There are two good reasons to take a look this week at the most downloaded paper on the Social Science Research Network. For a start, we're heading into Labor Day weekend, which means it's time for light beach reading. Second, the paper is focused on a market-timing strategy, and this particular market timing strategy currently suggests investors should proceed with the utmost caution.
Here's Mebane Faber, the paper's author and co-founder of Cambria Investment Management, on Twitter on Tuesday:
In other words a portfolio based on the paper's strategy would be fully invested in cash and bonds last month—no stocks. As Faber noted, that's extremely rare, occurring less than 7 percent of the time. The potentially most worrisome bit is that the last time this happened was in the depths of the financial crisis.
Founded in the 1990s by two financial economists, the SSRN has quickly become a go-to website for a large number of people in the finance industry. The site’s concept is pretty simple: It allows authors to upload their academic papers directly to the site for free downloading worldwide, while publishers and institutions have the option of uploading papers and charging a fee for each download.
The most popular paper on the website is Faber's "A Quantitative Approach to Tactical Asset Allocation."
Originally published in 2006 and most recently updated in 2013, his paper has been downloaded more than 150,000 times on SSRN. It focuses on a market-timing technique to help investors smooth volatility in their portfolios while remaining in profitable positions—and protecting themselves should the bubble burst.
Here’s an illustration of the problem Faber is trying to solve.
While investing in any of these assets would have produced returns for investors for many years, it would also subject them to the risk of significant periodic “drawdowns” when prices drop suddenly from peaks:
Faber suggests a market-timing solution, or a “risk-reduction technique that signals when an investor should exit a risky asset class in favor of risk-free investments.” One particular brand of market timing he suggests works this way: Investors should buy when a security’s monthly price is higher than its 10-month simple moving average and sell when the price is less than the 10-month simple moving average.
You can see a comparison of this strategy vs. a buy-and-hold approach in the Standard & Poor’s 500-stock index below:
While the timing model did perform slightly better and certainly reduced volatility, it’s worth keeping in mind that Faber’s approach does not, for practical reasons, take into account such things as taxes and commissions.
In bad years, however, his strategy appears to make a huge difference:
Faber goes on to make a number of other changes, including different levels of diversification, and more aggressive moves such as using leverage. He also uses his Global Tactical Asset Allocation strategy to encompass five global asset classes with equal weightings: U.S. stocks, foreign stocks, bonds, real estate, and commodities. He looked at both a buy-and-hold strategy and a timing strategy by which the portfolio treats each asset class independently and is either long the asset class or in cash with its 20 percent allocation.

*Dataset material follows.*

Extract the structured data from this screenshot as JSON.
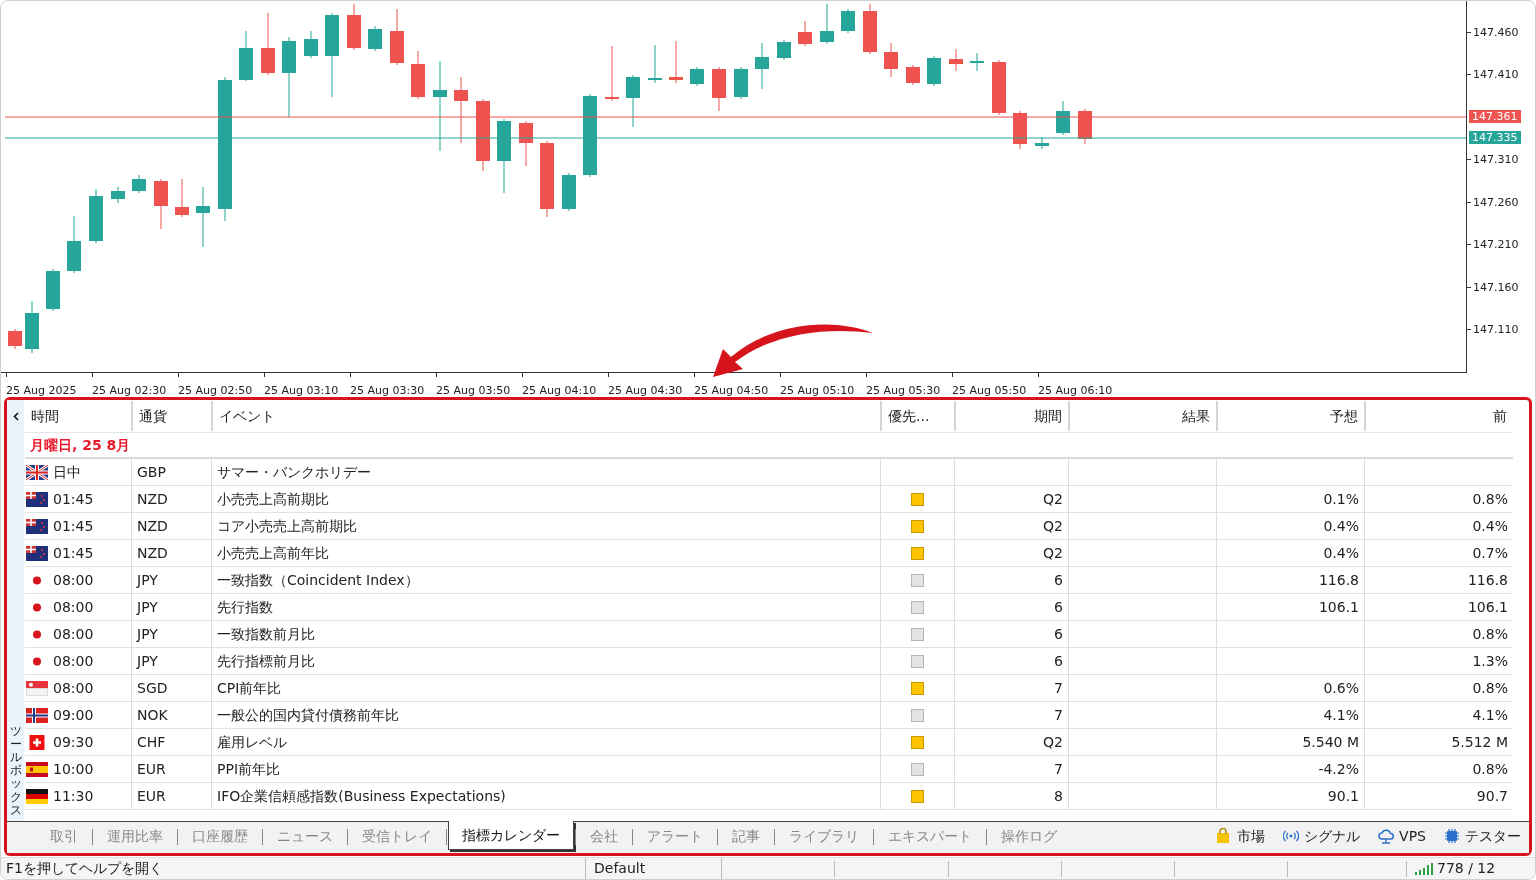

The chart below shows the performance of each, both respectable, but the timing portfolio’s results show a reduction of volatility all the way down to single-digit levels, along with a maximum drawdown of single digits. Remarkably, the investor would have experienced only one down year of less than -1 percent since 1973, when the analysis begins:
In the paper's conclusion, Faber says investors would be best-served by using his simplest model—avoiding losses via moving averages—or one of his more complex (yet still pretty simple) model portfolios. Nevertheless, a lot depends on how much time investors want to allocate to tailoring their portfolio, as well as what stage of life they are in.
A non-discretionary, trend following model acts as a risk-reduction technique with no adverse impact on return. Utilizing a monthly system since 1973, an investor would have been able to increase risk adjusted returns by diversifying portfolio assets and employing a market-timing solution. In addition, the investor would have also been able to sidestep many of the protracted bear markets in various asset classes. Avoiding these massive losses would have resulted in equity-like returns with bond-like volatility and drawdown